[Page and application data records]
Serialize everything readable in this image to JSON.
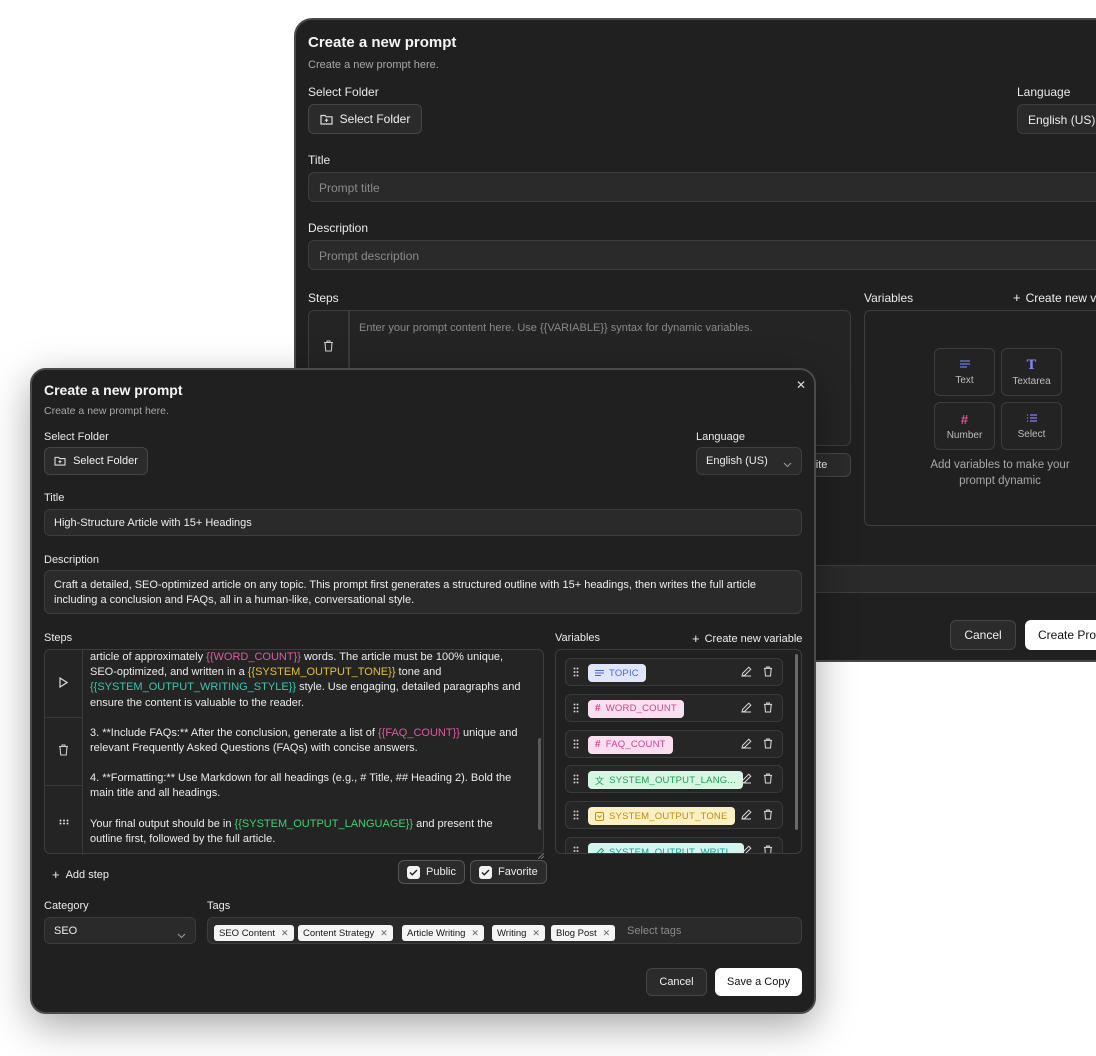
{
  "back": {
    "title": "Create a new prompt",
    "subtitle": "Create a new prompt here.",
    "folder_label": "Select Folder",
    "folder_button": "Select Folder",
    "language_label": "Language",
    "language_value": "English (US)",
    "title_label": "Title",
    "title_placeholder": "Prompt title",
    "description_label": "Description",
    "description_placeholder": "Prompt description",
    "steps_label": "Steps",
    "steps_placeholder": "Enter your prompt content here. Use {{VARIABLE}} syntax for dynamic variables.",
    "variables_label": "Variables",
    "create_variable": "Create new v",
    "var_types": [
      "Text",
      "Textarea",
      "Number",
      "Select"
    ],
    "empty_hint": "Add variables to make your prompt dynamic",
    "favorite_partial": "orite",
    "cancel": "Cancel",
    "create": "Create Pro"
  },
  "front": {
    "title": "Create a new prompt",
    "subtitle": "Create a new prompt here.",
    "folder_label": "Select Folder",
    "folder_button": "Select Folder",
    "language_label": "Language",
    "language_value": "English (US)",
    "title_label": "Title",
    "title_value": "High-Structure Article with 15+ Headings",
    "description_label": "Description",
    "description_value": "Craft a detailed, SEO-optimized article on any topic. This prompt first generates a structured outline with 15+ headings, then writes the full article including a conclusion and FAQs, all in a human-like, conversational style.",
    "steps_label": "Steps",
    "steps": {
      "p1_a": "article of approximately ",
      "p1_v1": "{{WORD_COUNT}}",
      "p1_b": " words. The article must be 100% unique, SEO-optimized, and written in a ",
      "p1_v2": "{{SYSTEM_OUTPUT_TONE}}",
      "p1_c": " tone and ",
      "p1_v3": "{{SYSTEM_OUTPUT_WRITING_STYLE}}",
      "p1_d": " style. Use engaging, detailed paragraphs and ensure the content is valuable to the reader.",
      "p2_a": "3.  **Include FAQs:** After the conclusion, generate a list of ",
      "p2_v1": "{{FAQ_COUNT}}",
      "p2_b": " unique and relevant Frequently Asked Questions (FAQs) with concise answers.",
      "p3": "4.  **Formatting:** Use Markdown for all headings (e.g., # Title, ## Heading 2). Bold the main title and all headings.",
      "p4_a": "Your final output should be in ",
      "p4_v1": "{{SYSTEM_OUTPUT_LANGUAGE}}",
      "p4_b": " and present the outline first, followed by the full article."
    },
    "add_step": "Add step",
    "public": "Public",
    "favorite": "Favorite",
    "variables_label": "Variables",
    "create_variable": "Create new variable",
    "variables": [
      {
        "name": "TOPIC",
        "icon": "text-lines-icon",
        "bg": "#dfe6fb",
        "fg": "#4a63d8"
      },
      {
        "name": "WORD_COUNT",
        "icon": "hash-icon",
        "bg": "#fbdff0",
        "fg": "#d1448e"
      },
      {
        "name": "FAQ_COUNT",
        "icon": "hash-icon",
        "bg": "#fbdff0",
        "fg": "#d1448e"
      },
      {
        "name": "SYSTEM_OUTPUT_LANG...",
        "icon": "translate-icon",
        "bg": "#d7f6e2",
        "fg": "#1f9d54"
      },
      {
        "name": "SYSTEM_OUTPUT_TONE",
        "icon": "select-icon",
        "bg": "#fbf0c4",
        "fg": "#b8900d"
      },
      {
        "name": "SYSTEM_OUTPUT_WRITI...",
        "icon": "pen-icon",
        "bg": "#d3f4ef",
        "fg": "#15a08a"
      }
    ],
    "category_label": "Category",
    "category_value": "SEO",
    "tags_label": "Tags",
    "tags": [
      "SEO Content",
      "Content Strategy",
      "Article Writing",
      "Writing",
      "Blog Post"
    ],
    "tags_placeholder": "Select tags",
    "cancel": "Cancel",
    "save": "Save a Copy"
  }
}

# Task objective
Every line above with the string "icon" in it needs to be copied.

# Answer to this task
        "icon": "text-lines-icon",
        "icon": "hash-icon",
        "icon": "hash-icon",
        "icon": "translate-icon",
        "icon": "select-icon",
        "icon": "pen-icon",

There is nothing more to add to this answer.